#### [Exercise instructions]
Where a line below has the string "name" in it, include it in the count, and give that count alone.

------------------------------------

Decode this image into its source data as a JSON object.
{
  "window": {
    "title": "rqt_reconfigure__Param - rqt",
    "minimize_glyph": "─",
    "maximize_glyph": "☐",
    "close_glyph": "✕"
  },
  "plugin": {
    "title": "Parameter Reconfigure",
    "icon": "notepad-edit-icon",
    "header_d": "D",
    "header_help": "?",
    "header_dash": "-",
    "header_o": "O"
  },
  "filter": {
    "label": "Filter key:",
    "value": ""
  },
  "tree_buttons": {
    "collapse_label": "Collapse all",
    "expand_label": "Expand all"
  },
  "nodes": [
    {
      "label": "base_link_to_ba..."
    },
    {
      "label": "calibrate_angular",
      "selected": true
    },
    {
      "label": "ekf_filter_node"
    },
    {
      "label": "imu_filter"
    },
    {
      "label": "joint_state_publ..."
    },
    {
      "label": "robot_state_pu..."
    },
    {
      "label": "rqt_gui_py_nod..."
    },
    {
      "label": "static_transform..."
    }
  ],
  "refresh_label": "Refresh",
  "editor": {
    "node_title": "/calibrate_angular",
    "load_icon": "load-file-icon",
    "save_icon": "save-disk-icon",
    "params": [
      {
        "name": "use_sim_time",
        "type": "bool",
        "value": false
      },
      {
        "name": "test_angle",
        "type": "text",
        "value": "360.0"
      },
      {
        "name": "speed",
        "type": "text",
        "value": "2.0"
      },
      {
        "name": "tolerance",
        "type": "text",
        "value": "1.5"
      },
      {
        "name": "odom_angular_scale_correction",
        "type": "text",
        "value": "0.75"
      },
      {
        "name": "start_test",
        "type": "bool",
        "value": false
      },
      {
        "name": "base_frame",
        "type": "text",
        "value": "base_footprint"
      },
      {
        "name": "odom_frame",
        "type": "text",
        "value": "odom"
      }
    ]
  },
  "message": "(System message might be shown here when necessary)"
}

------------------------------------

#### [Written reply]
8